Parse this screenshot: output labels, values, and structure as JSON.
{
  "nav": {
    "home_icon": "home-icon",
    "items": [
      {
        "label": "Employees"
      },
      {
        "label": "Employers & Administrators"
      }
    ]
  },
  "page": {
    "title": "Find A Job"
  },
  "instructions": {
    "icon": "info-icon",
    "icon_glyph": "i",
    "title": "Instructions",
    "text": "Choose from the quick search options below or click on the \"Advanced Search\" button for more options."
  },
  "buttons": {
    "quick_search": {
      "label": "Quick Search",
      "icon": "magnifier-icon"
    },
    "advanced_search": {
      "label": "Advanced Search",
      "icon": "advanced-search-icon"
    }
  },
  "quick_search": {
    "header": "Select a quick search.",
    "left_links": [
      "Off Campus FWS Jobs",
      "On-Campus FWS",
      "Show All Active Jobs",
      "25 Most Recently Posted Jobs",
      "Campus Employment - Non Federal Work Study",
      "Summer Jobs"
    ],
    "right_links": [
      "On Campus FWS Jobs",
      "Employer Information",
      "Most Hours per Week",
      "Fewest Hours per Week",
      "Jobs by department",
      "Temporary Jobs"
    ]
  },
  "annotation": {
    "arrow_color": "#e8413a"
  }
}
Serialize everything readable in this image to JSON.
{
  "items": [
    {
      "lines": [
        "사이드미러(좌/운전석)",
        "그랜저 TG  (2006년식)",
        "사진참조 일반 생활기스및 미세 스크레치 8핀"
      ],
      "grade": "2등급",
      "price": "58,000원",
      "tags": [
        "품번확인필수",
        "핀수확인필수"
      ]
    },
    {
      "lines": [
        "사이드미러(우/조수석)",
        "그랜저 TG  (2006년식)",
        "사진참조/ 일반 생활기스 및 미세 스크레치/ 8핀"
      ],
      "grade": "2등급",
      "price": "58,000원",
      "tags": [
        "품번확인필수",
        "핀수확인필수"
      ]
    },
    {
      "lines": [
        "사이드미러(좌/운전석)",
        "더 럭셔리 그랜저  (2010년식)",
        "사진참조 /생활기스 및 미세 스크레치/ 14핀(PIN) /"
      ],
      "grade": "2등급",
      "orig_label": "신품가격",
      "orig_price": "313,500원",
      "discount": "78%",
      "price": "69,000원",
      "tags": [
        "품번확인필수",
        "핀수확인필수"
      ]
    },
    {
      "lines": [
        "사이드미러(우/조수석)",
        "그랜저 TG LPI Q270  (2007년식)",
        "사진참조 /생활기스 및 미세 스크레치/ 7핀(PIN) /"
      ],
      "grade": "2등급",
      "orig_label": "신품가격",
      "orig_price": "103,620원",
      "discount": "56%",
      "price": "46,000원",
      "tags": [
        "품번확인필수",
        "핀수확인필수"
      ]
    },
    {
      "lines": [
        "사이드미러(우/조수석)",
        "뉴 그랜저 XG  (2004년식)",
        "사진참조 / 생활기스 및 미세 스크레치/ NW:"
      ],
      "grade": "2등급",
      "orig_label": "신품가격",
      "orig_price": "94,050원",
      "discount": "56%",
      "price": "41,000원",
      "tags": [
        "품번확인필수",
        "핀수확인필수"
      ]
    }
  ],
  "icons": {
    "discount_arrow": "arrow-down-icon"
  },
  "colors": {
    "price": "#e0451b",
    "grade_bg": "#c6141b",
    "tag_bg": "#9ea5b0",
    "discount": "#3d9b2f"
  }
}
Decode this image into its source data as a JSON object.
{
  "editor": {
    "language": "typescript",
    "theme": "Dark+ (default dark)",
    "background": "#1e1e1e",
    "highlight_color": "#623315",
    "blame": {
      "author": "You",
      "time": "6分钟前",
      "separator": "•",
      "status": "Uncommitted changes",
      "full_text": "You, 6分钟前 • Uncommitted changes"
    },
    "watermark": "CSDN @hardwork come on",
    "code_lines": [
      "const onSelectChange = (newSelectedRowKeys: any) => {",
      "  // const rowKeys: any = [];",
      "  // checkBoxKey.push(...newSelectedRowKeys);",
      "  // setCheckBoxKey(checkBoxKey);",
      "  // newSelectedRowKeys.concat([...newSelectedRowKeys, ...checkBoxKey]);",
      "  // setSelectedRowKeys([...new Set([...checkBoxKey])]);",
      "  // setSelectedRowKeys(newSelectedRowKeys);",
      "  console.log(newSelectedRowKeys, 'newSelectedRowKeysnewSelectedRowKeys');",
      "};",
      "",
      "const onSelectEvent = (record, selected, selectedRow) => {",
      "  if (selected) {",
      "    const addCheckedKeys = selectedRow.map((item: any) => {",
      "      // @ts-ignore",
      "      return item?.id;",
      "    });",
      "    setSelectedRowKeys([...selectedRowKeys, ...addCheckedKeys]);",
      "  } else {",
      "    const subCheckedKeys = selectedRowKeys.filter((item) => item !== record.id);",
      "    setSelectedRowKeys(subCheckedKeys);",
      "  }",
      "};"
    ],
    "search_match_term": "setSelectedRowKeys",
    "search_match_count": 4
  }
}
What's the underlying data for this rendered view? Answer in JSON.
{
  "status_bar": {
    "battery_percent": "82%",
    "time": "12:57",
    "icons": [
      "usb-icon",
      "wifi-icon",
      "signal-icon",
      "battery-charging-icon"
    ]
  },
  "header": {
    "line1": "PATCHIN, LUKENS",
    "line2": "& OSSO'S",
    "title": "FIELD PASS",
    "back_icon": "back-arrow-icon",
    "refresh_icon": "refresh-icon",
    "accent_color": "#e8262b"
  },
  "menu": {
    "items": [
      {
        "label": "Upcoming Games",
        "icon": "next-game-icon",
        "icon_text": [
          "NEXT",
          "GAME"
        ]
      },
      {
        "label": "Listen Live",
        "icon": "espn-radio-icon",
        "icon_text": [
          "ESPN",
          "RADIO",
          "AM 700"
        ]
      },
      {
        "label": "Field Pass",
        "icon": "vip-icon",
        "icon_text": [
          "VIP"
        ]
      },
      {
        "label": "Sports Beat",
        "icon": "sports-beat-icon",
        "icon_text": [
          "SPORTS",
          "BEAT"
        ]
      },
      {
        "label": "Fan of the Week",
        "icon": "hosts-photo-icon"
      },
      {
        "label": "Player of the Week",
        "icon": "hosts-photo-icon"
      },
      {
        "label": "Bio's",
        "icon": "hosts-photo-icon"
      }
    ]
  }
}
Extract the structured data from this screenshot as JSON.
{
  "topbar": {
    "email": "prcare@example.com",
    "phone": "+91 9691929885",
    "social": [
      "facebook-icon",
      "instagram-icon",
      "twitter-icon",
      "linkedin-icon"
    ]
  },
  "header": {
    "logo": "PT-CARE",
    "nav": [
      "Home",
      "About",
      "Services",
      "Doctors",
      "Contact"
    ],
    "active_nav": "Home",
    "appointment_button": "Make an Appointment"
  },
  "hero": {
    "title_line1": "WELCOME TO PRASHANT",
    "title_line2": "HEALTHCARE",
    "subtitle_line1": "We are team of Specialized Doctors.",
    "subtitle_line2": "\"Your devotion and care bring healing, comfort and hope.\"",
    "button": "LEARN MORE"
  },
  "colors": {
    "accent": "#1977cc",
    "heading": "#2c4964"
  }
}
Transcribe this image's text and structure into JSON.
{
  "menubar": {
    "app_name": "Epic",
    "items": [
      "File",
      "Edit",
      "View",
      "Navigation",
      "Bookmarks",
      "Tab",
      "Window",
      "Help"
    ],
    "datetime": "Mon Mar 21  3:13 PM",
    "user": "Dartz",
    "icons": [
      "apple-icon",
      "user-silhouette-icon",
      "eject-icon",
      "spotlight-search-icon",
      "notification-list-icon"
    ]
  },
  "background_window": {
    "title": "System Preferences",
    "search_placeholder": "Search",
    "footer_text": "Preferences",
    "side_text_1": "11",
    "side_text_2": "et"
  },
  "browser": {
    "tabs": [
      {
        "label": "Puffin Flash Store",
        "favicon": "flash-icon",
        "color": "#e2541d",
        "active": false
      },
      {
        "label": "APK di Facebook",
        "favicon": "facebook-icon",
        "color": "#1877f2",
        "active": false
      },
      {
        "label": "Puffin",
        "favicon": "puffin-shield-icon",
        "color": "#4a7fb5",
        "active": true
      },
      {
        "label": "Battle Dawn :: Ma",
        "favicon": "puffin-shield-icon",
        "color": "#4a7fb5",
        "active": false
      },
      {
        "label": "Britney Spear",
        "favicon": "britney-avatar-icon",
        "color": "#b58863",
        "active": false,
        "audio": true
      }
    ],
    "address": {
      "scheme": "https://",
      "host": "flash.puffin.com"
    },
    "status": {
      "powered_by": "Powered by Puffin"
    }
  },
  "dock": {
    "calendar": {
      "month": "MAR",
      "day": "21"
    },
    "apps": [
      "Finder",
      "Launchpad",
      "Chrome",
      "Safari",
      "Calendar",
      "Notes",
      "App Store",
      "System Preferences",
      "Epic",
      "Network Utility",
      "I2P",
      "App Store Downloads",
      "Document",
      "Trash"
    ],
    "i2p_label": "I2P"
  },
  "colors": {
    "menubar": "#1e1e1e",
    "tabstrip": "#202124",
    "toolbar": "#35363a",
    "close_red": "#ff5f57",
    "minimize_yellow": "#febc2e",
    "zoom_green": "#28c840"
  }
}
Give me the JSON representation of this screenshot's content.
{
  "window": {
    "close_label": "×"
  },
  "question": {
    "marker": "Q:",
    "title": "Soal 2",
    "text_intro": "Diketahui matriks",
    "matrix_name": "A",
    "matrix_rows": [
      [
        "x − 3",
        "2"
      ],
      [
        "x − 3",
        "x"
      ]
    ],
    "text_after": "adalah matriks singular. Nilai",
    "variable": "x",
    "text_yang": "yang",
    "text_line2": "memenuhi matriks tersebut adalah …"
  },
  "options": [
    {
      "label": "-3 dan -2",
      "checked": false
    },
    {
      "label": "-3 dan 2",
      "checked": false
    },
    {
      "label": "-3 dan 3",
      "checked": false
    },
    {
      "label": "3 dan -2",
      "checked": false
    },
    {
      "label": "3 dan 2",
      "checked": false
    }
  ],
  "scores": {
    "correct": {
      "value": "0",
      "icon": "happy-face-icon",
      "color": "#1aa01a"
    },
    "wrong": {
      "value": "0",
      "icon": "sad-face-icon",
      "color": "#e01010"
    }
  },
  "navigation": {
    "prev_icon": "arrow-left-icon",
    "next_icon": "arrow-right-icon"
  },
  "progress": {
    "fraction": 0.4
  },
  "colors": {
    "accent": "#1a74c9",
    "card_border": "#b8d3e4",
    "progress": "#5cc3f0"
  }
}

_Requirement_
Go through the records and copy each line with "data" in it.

_Result below_
Decode this image into its source data as a JSON object.
What's the underlying data for this rendered view? Answer in JSON.
Extract the structured data from this screenshot as JSON.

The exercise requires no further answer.